“No sign of foul play?” Nora asked, despite herself.
“Hard to say. The relic hunter only had a chance to uncover the cranium and part of the right forearm before being arrested. The body is mummified and covered in windblown sand. I’m no archaeologist, but it looks like he was crouching against the wall.”
“Mummified?” She found herself intrigued—but only a little. Corrie was selling this pretty hard… but the fact was, she couldn’t even consider it. And it would be better if she didn’t hear anything more.
She shook her head with what she hoped was finality. “Your salesmanship is first-rate, Corrie, but your timing is awful. My back’s against the wall here.”

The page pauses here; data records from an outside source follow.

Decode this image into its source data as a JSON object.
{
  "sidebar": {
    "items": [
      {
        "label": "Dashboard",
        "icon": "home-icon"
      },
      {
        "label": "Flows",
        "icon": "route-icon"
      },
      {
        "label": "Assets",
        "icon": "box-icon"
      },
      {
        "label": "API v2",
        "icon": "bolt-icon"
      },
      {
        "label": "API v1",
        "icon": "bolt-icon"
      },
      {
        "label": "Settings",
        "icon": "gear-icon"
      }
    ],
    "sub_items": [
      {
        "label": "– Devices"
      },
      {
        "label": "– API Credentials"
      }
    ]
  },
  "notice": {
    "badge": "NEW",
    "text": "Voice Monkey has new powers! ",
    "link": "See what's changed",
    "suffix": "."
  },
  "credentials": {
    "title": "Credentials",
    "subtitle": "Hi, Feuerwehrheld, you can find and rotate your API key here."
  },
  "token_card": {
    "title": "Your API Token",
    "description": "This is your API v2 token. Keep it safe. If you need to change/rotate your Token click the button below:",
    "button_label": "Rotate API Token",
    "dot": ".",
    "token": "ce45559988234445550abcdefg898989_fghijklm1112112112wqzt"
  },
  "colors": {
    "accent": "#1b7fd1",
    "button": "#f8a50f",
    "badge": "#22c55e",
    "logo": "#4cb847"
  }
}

Corrie looked at the ground for a moment, almost hesitantly, then looked up—first at Adelsky, then at Nora. “So is mine. Look, I really need this. I’m in a bit of a shit storm back at work.” Another hesitation. “Actually, I’m drowning in one, to be honest. You heard about the shooting in the Sandias?”
“I was one of the agents involved. I kind of fucked things up. So they dumped this case on me. I think it’s sort of a penance. Or more likely, the first stop on a lateral arabesque to some desk job, investigating white-collar crime.”

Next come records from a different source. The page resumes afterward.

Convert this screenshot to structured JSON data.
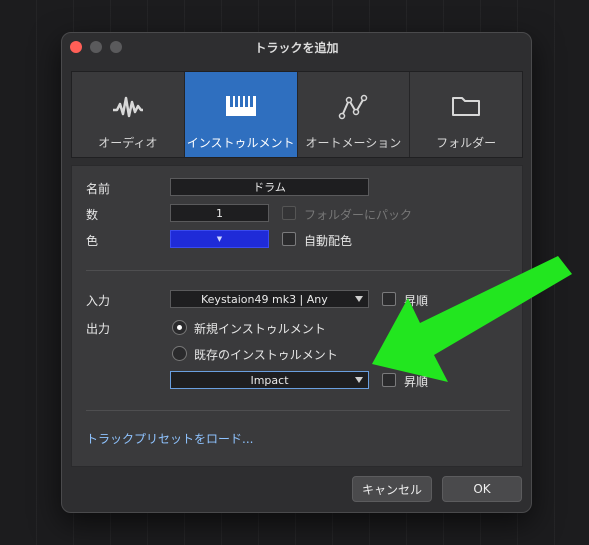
{
  "dialog": {
    "title": "トラックを追加"
  },
  "tabs": [
    {
      "label": "オーディオ",
      "icon": "waveform-icon"
    },
    {
      "label": "インストゥルメント",
      "icon": "keyboard-icon"
    },
    {
      "label": "オートメーション",
      "icon": "automation-icon"
    },
    {
      "label": "フォルダー",
      "icon": "folder-icon"
    }
  ],
  "form": {
    "name_label": "名前",
    "name_value": "ドラム",
    "count_label": "数",
    "count_value": "1",
    "folder_pack_label": "フォルダーにパック",
    "color_label": "色",
    "color_value": "#1f2bd8",
    "auto_color_label": "自動配色",
    "input_label": "入力",
    "input_value": "Keystaion49 mk3 | Any",
    "input_ascending_label": "昇順",
    "output_label": "出力",
    "new_instrument_label": "新規インストゥルメント",
    "existing_instrument_label": "既存のインストゥルメント",
    "instrument_value": "Impact",
    "instrument_ascending_label": "昇順",
    "preset_link": "トラックプリセットをロード..."
  },
  "footer": {
    "cancel_label": "キャンセル",
    "ok_label": "OK"
  },
  "colors": {
    "accent_tab": "#2f6fbf",
    "annotation_arrow": "#22e61f"
  }
}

Nora frowned. “What do you mean, fucked things up? From what I heard, what happened in the Sandias was a success. They—you—rescued that little girl with barely a scratch.”
Corrie winced, then waved a hand as if to shoo away something painful. “I can’t go into the details.” She glanced again at Adelsky. “But I hope what I’ve said will make it clear just how important this is to me.”
There was nothing else Nora could say, so she remained silent. After a moment, Corrie spoke again. “I just thought, you know, given what happened in the Sierras, when I, um…” She stopped. “Well, I hate to bring this up, but—not to put too fine a point on it, I did save your life.”
For a moment, Nora was speechless at this brazen combination of honesty and lack of tact. Then, suddenly, her irritation vanished and there was nothing left for her to do but laugh. “You’re relentless!” she said, shaking her head. “Wow, I guess you really must be in deep shit. Okay. Thank you, again, for saving my life up there in the Sierras. And by the way, you’re welcome for my preventing your death from hypothermia.”
Now it was Corrie’s turn to say nothing.
Nora spread her hands, palms up. It was hard to turn down an appeal like that. And maybe, she thought, giving a little pro bono assistance to the FBI would help shine up the Institute’s reputation and give her promotion an additional push. “Since you put it that way, how can I refuse? What the hell—I’ll do it. When? With some fancy footwork I can probably squeeze in a day off sometime next week.”
“The thing is,” Corrie said, “we’re worried about word getting out and other relic hunters coming around. Apparently they’re endemic around here—but I don’t need to tell you that.”
This was true; Nora had seen more than her share of looted or desecrated prehistoric sites. “So you’re saying you need this taken care of soon?”
“Like, um, tomorrow?”
Corrie flushed. “The sooner the better.” “Yes, but I just finished explaining that—”
“What’s the point of your agreeing, if by the time we get there everything’s been looted? Speaking of that—” and she turned to Adelsky— “everything you’ve just heard is privileged information, and if you repeat it, you risk, well, a felony.”
“Repeat what?” Turning away, Adelsky busied himself finishing up his sandwich.
Corrie turned back to Nora. And, for the first time since she’d arrived at the mesa, she smiled. “Why not just get it over with? I’ll pick you up at—say—seven thirty in the morning? It’s a bit of a drive.”
There was, Nora had to admit, real value in just getting it over with.
Excerpted from The Scorpion’s Tail by Douglas Preston and Lincoln Child. Copyright © 2021 by Splendide Mendax, Inc. and Lincoln Child. Reprinted with permission of Grand Central Publishing. All rights reserved.